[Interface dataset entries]
= Beginning of Section =

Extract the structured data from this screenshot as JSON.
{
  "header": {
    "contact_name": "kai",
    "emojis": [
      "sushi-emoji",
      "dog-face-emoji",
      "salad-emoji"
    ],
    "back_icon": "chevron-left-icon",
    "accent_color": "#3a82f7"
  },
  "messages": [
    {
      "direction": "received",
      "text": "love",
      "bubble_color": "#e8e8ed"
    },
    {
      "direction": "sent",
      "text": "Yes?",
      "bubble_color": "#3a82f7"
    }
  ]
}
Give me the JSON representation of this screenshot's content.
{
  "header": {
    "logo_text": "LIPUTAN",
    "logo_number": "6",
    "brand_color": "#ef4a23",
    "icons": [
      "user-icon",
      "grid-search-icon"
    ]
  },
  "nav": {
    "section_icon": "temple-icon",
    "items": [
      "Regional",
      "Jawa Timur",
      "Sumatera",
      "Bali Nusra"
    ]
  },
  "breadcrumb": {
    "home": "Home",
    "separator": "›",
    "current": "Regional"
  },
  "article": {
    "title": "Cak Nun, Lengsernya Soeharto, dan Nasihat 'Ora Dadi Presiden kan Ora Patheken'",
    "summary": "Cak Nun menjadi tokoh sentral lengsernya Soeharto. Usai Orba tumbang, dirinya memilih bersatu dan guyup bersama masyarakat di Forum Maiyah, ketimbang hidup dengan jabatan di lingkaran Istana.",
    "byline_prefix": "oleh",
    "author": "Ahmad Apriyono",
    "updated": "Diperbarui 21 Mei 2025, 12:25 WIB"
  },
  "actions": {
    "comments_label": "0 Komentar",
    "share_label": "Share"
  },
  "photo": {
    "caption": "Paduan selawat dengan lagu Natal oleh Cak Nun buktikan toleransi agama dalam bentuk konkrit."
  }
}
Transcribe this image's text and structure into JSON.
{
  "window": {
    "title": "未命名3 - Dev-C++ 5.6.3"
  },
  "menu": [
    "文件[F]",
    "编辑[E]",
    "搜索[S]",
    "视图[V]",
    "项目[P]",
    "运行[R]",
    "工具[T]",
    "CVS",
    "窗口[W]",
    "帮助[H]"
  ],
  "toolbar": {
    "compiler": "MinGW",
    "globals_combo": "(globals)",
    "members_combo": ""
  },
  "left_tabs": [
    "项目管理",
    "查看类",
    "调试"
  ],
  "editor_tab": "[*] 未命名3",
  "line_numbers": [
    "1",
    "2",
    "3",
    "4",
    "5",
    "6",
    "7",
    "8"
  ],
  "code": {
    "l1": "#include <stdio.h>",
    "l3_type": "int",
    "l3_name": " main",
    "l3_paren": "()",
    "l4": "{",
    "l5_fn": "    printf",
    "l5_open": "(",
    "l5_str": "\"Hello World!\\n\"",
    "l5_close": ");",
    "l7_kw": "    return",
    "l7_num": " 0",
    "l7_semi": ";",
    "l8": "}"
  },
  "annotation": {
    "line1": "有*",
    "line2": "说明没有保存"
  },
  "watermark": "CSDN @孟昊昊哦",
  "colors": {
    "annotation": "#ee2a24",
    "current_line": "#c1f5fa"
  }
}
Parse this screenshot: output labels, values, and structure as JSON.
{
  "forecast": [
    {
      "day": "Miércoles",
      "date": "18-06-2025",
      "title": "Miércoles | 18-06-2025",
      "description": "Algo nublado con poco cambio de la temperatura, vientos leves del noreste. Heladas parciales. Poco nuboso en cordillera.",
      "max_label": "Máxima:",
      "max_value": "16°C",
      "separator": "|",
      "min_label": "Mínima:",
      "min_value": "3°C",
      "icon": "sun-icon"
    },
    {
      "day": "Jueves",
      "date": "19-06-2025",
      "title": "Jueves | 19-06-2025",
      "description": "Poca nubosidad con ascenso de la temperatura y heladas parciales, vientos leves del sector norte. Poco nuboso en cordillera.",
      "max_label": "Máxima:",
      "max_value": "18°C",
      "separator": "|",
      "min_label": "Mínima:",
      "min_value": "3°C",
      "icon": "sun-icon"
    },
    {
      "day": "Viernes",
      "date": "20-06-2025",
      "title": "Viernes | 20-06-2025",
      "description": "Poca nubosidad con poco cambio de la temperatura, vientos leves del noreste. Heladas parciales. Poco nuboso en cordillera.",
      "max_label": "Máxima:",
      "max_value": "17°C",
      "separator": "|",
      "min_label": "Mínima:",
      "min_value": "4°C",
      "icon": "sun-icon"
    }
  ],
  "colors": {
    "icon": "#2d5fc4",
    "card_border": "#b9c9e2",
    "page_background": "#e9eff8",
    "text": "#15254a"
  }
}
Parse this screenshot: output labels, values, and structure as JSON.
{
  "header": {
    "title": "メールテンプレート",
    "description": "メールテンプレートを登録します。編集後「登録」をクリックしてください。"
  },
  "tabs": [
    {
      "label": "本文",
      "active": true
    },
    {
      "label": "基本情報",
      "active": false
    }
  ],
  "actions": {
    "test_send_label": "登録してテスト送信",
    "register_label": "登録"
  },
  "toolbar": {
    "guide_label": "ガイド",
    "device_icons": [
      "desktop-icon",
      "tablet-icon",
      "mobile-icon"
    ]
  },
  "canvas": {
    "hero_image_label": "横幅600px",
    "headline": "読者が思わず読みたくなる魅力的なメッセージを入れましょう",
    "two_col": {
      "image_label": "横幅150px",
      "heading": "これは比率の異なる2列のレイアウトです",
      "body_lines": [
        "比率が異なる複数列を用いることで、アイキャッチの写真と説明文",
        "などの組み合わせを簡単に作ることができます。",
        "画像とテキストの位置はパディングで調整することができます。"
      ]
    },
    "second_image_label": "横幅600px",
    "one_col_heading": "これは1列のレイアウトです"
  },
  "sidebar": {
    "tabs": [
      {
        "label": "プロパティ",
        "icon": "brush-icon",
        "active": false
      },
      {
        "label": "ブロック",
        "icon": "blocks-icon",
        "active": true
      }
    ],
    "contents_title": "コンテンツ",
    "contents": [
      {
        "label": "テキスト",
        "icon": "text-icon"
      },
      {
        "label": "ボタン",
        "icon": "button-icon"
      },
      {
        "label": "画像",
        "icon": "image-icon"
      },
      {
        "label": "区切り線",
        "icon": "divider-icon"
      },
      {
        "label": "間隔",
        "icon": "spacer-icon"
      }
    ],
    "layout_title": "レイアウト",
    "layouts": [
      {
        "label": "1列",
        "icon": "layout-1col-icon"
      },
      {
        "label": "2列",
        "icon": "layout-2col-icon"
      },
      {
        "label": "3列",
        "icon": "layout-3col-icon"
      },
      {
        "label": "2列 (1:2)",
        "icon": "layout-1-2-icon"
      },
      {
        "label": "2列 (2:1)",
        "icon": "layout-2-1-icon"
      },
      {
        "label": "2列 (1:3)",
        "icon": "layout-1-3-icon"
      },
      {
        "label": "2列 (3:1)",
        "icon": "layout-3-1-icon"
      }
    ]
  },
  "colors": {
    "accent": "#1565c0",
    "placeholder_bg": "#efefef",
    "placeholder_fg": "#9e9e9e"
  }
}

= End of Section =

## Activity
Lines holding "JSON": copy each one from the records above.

## Result of this exercise
Extract the structured data from this screenshot as JSON.
Give me the JSON representation of this screenshot's content.
Transcribe this image's text and structure into JSON.
Parse this screenshot: output labels, values, and structure as JSON.
Parse this screenshot: output labels, values, and structure as JSON.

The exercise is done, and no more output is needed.